I'm a bad Catholic. Awful, really. One might say I shouldn't be allowed to call myself Catholic.
I disagree with the Vatican and my grandmother on a number of religious subjects, I haven't attended mass since Christmas (to which I was late - not my fault!), and I don't go to confession because I don't regret most of my actions the Church views as sins.
But, I believe in the Holy Trinity quite unequivocally, I carry an image of St. Expedite in my wallet at all times, say a prayer a day, and try to be an overall good person in the Gospel sense of the term.
I also tend to do okay with keeping my promises at Lent. Besides being a bad Catholic, I'm also bad at keeping promises to myself. Especially the self improvement type. You know, you have the same list, I'm sure.
This past year (and for the past 15 or so odd years of my life), I've pledged to do an assortment of things to help myself:
1. Eat better - follow that menu the nutritionist so thoughtfully made out for me. It turns out I think I'm eating more than I should, since I now have added the 3 small meals she asked me to add, cutting out the fruit of some, and continued with my massive lunch and dinner portions which I should have cut out.
|i like cooking things with lots of coconut milk, savory spices, |
and of course, french fries.
|strangling ourselves after an at home workout session.|
|i'd like my caipirinha with lime. lots of it. |
to make it seem like there's less cachaça.
|this picture makes me happy. it's at my friend's country home.|
where there's no wifi and no chance of checking work emails <3 td="">3>
|this is me not being the least bit romantic during carnaval.|
So for lent this year, I've decided not to cut back on beer or meat or chocolate. I'm not quitting Facebook or anything silly like that. Nor am I pledging to give that "kind of really unattractive, not too bright, and somewhat boring, but really nice guy" a chance because the world tells me I'm too picky.
Instead. I'm running. Every. Day.
|my trusty trainers (how british, i know) and i, |
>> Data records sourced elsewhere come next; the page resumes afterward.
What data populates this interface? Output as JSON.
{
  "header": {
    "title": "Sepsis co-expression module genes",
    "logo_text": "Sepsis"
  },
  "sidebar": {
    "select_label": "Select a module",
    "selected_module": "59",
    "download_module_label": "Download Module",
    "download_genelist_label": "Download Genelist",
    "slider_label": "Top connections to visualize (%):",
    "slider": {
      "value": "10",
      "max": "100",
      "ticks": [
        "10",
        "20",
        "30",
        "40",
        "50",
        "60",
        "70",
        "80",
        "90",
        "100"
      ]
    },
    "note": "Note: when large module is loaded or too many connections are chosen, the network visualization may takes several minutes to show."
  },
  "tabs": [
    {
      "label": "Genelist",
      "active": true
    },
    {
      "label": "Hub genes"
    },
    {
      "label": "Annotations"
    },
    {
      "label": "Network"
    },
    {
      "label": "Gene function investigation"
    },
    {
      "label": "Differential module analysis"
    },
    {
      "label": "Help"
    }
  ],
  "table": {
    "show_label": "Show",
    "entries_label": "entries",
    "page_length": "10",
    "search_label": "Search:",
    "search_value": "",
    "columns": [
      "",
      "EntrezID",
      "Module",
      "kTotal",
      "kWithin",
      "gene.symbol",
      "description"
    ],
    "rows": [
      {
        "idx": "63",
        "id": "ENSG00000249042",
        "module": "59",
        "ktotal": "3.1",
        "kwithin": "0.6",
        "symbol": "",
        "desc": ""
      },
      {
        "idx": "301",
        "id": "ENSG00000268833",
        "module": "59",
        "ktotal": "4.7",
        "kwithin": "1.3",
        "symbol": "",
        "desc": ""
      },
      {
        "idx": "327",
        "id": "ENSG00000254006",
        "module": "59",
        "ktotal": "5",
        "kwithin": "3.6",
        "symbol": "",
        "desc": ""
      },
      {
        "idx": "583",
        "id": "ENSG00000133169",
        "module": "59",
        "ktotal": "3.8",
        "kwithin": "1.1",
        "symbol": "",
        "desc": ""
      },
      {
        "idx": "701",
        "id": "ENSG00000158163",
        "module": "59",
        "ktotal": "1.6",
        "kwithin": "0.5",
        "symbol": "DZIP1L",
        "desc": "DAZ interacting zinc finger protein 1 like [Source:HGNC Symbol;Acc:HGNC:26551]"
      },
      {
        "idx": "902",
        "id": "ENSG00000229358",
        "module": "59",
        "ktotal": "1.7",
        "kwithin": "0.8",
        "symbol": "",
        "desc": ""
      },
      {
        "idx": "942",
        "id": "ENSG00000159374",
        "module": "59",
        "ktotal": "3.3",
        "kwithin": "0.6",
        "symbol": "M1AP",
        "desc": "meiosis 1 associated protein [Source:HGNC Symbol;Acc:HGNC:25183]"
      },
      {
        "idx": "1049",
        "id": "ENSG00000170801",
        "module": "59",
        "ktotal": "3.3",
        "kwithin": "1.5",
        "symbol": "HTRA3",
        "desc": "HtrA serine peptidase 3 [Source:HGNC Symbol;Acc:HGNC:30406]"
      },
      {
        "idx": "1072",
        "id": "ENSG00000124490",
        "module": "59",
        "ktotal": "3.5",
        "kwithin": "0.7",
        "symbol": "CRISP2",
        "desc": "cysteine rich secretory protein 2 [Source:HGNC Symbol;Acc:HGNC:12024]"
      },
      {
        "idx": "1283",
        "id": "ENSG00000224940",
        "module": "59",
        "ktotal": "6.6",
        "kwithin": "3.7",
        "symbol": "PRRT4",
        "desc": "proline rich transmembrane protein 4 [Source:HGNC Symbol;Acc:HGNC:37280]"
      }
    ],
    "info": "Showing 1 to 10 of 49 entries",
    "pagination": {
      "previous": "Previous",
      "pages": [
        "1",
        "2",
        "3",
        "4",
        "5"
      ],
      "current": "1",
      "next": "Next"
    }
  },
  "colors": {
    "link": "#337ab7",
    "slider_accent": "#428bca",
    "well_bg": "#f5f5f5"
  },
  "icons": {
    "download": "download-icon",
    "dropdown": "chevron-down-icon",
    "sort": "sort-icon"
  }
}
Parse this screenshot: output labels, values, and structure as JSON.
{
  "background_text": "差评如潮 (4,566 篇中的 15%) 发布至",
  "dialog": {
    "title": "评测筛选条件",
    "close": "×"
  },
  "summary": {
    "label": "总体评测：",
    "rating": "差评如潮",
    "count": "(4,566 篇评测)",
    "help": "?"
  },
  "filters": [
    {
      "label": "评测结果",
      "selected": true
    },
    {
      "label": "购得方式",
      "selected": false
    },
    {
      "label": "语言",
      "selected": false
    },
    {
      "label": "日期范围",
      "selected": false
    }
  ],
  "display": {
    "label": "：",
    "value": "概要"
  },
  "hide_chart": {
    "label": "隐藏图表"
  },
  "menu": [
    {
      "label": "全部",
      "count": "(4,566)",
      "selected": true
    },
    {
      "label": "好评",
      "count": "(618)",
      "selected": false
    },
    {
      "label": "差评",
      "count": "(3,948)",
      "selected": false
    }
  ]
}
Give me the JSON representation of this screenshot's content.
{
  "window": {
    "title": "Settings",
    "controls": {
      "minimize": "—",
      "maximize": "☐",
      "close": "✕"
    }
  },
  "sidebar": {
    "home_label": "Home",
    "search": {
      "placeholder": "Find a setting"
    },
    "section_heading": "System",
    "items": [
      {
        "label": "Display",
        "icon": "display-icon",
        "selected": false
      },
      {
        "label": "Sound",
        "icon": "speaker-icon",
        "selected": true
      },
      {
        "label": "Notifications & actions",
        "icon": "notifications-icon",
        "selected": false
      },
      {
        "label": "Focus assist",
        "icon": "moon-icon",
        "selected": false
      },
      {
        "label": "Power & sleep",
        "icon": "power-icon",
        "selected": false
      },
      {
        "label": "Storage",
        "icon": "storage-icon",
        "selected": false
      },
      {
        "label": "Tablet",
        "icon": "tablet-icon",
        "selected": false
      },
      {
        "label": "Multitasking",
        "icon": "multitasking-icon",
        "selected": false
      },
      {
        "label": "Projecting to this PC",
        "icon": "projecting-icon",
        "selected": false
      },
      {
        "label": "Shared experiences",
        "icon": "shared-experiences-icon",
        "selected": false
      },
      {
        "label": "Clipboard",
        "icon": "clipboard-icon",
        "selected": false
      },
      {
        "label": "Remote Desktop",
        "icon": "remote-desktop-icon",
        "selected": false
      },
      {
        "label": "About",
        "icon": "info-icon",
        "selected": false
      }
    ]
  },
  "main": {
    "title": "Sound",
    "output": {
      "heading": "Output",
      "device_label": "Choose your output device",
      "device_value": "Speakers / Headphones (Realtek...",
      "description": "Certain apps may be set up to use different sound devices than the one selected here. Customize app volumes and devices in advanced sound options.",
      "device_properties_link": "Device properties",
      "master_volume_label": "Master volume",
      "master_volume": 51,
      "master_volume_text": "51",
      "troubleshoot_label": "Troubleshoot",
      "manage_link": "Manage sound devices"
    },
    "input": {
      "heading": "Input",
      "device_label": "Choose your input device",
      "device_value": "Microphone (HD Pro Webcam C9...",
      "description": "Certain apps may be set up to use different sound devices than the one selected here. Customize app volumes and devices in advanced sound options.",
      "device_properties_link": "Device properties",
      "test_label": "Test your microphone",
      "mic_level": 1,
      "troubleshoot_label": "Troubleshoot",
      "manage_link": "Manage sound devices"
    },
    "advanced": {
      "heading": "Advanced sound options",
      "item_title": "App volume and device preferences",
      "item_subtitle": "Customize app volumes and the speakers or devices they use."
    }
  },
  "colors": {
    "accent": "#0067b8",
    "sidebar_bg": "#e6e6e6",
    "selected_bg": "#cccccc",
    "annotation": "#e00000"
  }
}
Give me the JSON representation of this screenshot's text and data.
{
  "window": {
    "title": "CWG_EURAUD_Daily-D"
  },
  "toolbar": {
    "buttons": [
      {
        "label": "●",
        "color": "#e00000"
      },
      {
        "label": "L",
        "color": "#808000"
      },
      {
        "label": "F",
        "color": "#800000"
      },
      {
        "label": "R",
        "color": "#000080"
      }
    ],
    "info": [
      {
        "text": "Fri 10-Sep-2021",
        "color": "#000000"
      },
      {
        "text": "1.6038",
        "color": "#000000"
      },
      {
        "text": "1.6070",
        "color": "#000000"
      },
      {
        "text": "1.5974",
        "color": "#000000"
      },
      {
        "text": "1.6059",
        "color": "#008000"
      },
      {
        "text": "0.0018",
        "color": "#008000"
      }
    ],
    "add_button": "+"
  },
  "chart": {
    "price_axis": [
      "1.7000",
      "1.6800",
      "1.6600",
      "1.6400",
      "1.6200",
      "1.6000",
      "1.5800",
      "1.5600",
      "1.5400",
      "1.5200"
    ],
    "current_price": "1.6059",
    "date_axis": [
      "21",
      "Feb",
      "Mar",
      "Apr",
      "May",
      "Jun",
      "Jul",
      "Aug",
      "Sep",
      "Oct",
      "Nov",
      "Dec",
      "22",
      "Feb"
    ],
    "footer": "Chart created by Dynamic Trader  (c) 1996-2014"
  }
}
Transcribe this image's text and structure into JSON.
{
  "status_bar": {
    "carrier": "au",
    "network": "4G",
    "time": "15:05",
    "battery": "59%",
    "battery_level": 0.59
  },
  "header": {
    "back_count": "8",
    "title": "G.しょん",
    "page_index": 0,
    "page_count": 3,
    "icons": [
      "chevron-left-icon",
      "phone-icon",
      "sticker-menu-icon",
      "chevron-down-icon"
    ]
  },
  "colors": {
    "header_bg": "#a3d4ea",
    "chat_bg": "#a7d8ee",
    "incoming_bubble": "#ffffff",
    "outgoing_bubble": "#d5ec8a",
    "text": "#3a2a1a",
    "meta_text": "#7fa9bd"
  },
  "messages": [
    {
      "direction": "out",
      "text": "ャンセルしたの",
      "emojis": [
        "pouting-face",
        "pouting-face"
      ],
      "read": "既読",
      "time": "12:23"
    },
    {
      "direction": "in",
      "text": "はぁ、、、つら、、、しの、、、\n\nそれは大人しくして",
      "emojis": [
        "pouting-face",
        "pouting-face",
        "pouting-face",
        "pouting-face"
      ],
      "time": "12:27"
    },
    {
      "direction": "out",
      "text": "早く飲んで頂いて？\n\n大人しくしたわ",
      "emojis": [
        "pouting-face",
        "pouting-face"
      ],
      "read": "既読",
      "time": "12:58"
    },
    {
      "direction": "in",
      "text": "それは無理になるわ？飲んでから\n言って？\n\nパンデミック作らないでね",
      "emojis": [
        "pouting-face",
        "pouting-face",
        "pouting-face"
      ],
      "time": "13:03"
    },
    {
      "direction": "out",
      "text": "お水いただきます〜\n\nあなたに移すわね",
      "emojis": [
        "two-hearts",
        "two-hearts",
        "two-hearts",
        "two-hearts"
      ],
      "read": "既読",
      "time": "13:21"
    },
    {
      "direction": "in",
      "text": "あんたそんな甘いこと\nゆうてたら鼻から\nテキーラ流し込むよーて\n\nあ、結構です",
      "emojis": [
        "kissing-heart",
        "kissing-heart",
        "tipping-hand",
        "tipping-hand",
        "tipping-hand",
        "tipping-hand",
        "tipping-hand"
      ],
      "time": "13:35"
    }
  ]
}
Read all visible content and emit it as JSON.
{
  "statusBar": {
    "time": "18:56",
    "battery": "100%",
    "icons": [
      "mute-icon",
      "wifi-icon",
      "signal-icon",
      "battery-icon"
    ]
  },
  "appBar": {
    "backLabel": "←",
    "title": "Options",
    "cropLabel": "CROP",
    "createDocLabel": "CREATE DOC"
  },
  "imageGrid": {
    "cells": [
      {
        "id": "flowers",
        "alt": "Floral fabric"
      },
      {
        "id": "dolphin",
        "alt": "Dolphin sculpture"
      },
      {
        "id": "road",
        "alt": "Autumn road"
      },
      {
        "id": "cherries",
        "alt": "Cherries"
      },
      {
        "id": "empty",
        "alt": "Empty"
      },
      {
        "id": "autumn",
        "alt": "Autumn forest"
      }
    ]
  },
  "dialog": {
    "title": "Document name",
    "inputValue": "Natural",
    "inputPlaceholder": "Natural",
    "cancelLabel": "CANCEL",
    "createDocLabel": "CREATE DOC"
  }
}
lazily heading down the elevator for a run
The closest I've gotten to running every day, in my life, was lacrosse season, in high school. I've always wanted to like exercise, but hating the gym has gotten in the way. It's been a week now since I've been running, and I only didn't run on Friday when it rained so hard I didn't run in fear of getting struck by lightning (but like lacrosse season, we didn't have to run when it was hailing outside). And I'll make up for it. Like snow days, I think I can keep running after Good Friday, right?
I guess there's no real point to this post, and it might be more for me than anything, but... In just one week, I'm loving my newly discovered lent ritual, and for once I've realized that making a lent promise that's a "doing" instead of a "quitting" type healthy habit, I end up affecting my other bad habits positively, and maybe that my attempts of being a good Catholic, or God loving and respecting person in general, have always been more active. Praying, helping others, being honest, etc. is much more constructive than restricting myself from certain things in life. Maybe I should focus on disciplining myself by taking action and not focusing so much on what I shouldn't do to be more productive or happy or
This always reminds me of why I always take Lent so seriously. For the rest of the year, I'm so caught up with work and my list above, that I stop thinking about God or reflecting on the health of my soul. And I suppose that's what Lent should be all about, right? Self reflection. Not about 40 days of suffering. I doubt Jesus came back from the desert after 40 days and, like a good Jewish boy, told his mother Mary* all about it and said, "Man, that sucked. Let's throw a party!" I would like to think he came back and said, "Wow, meditating in the desert for 40 days was really eye opening. You should do it too, ma."
*I also think that if Mary were given the opportunity to write her own gospel, we'd know a lot more about the real Jesus!